▸ **What you have to do**:
Scan the listing below for the word "Investment" and copy every line where it occurs.

Top of Given records

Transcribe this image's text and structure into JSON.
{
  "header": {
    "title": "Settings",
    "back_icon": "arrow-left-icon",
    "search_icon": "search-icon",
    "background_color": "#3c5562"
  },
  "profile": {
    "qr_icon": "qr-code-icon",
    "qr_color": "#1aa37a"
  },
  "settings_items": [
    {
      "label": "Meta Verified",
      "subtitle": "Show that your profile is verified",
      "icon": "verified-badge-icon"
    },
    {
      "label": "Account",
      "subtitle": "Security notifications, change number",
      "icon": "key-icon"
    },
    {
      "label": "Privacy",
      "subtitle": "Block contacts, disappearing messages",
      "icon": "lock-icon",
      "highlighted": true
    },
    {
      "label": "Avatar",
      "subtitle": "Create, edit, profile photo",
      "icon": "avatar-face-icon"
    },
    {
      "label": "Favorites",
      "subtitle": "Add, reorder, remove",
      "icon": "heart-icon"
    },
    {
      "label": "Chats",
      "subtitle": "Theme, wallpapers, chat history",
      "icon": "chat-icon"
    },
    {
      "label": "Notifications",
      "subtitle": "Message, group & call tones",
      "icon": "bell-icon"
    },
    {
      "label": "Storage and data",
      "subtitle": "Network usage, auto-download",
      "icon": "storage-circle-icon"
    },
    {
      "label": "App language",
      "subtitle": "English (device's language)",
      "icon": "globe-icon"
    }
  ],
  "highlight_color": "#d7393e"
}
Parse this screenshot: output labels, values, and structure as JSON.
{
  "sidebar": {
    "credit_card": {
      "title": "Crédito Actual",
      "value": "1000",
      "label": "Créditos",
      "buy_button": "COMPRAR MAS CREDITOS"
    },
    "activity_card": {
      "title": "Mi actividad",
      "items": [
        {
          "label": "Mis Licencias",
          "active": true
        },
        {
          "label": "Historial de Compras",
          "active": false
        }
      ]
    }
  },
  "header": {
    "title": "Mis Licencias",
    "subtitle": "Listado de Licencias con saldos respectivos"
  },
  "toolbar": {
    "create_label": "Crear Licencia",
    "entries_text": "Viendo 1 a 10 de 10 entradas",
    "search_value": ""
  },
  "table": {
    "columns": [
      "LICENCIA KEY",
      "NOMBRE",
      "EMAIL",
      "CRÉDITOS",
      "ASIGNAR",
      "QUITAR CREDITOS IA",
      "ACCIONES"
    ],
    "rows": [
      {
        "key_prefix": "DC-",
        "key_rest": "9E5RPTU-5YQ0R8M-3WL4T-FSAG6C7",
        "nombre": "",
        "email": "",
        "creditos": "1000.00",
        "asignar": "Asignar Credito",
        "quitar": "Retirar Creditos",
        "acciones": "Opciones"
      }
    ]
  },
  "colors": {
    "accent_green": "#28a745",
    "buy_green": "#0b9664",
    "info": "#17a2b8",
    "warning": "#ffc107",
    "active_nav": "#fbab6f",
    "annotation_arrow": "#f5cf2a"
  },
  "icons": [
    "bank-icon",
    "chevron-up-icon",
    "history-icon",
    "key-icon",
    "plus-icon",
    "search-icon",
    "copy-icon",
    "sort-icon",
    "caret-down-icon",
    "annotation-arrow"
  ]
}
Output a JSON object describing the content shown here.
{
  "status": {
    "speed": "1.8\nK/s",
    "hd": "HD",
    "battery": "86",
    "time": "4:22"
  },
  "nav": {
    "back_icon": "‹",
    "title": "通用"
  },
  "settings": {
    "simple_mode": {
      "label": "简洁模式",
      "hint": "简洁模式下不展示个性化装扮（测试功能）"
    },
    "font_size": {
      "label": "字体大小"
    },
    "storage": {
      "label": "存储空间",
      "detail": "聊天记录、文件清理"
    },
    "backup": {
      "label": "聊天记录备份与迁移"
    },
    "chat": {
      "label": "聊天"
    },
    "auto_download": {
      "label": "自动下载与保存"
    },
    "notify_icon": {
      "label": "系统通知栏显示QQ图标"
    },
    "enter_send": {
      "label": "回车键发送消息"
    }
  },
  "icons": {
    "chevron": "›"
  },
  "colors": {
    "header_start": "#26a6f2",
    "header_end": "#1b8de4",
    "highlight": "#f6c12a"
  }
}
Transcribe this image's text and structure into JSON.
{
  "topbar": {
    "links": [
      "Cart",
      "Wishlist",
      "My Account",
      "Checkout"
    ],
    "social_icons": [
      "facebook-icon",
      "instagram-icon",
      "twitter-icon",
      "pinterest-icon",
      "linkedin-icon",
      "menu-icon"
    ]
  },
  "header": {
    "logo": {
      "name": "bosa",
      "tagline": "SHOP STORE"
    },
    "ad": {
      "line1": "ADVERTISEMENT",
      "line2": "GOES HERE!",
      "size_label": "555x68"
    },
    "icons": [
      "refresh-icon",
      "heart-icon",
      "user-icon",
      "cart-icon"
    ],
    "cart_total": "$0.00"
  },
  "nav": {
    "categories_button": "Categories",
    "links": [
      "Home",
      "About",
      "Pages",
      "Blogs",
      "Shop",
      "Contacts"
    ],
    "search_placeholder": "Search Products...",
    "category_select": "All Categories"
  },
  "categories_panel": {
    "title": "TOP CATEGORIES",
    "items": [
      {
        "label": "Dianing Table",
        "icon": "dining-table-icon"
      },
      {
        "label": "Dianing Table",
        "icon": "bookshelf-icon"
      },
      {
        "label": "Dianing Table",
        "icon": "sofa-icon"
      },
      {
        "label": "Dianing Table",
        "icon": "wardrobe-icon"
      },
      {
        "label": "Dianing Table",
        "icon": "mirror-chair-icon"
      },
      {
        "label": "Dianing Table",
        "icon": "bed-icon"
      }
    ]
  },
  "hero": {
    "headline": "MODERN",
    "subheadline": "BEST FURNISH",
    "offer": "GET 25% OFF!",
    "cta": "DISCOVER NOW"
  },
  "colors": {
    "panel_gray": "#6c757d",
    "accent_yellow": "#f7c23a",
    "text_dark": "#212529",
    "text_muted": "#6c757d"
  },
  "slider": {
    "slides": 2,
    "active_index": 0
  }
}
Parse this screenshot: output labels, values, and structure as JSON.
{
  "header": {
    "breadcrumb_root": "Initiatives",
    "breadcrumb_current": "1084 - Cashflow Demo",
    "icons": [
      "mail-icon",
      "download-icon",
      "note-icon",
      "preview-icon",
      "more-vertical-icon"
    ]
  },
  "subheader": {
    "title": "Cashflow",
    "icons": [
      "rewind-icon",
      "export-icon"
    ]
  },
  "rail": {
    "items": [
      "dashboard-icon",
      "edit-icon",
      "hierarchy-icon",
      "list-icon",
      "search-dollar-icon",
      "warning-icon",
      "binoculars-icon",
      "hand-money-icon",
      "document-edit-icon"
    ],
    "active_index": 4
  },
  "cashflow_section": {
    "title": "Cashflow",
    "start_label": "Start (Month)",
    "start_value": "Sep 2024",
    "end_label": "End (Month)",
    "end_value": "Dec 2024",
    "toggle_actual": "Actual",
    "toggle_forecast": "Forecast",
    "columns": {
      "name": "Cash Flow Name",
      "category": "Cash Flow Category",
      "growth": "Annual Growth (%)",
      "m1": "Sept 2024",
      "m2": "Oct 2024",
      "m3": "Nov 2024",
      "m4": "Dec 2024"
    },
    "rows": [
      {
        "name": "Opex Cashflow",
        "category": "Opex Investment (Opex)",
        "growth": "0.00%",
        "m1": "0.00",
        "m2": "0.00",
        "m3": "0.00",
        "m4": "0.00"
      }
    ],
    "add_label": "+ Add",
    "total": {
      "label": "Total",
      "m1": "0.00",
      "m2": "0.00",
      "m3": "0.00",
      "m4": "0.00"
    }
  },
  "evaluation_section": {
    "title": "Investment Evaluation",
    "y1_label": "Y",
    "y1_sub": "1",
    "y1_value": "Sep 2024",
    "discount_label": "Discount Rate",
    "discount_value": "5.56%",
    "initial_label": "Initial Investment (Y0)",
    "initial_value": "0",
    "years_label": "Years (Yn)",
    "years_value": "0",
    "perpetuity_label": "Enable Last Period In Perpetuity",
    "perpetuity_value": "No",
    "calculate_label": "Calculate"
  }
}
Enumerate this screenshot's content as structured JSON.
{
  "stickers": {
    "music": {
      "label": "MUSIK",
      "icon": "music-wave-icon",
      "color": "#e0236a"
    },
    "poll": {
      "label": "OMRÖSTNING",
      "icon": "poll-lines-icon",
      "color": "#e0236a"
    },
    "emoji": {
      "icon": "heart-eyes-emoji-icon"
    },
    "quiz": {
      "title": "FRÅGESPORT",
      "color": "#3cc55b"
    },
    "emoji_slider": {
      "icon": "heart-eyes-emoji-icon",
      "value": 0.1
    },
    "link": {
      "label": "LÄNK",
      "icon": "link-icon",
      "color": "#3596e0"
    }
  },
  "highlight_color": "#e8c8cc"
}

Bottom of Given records

▸ **Response for this exercise**:
        "category": "Opex Investment (Opex)",
    "title": "Investment Evaluation",
    "initial_label": "Initial Investment (Y0)",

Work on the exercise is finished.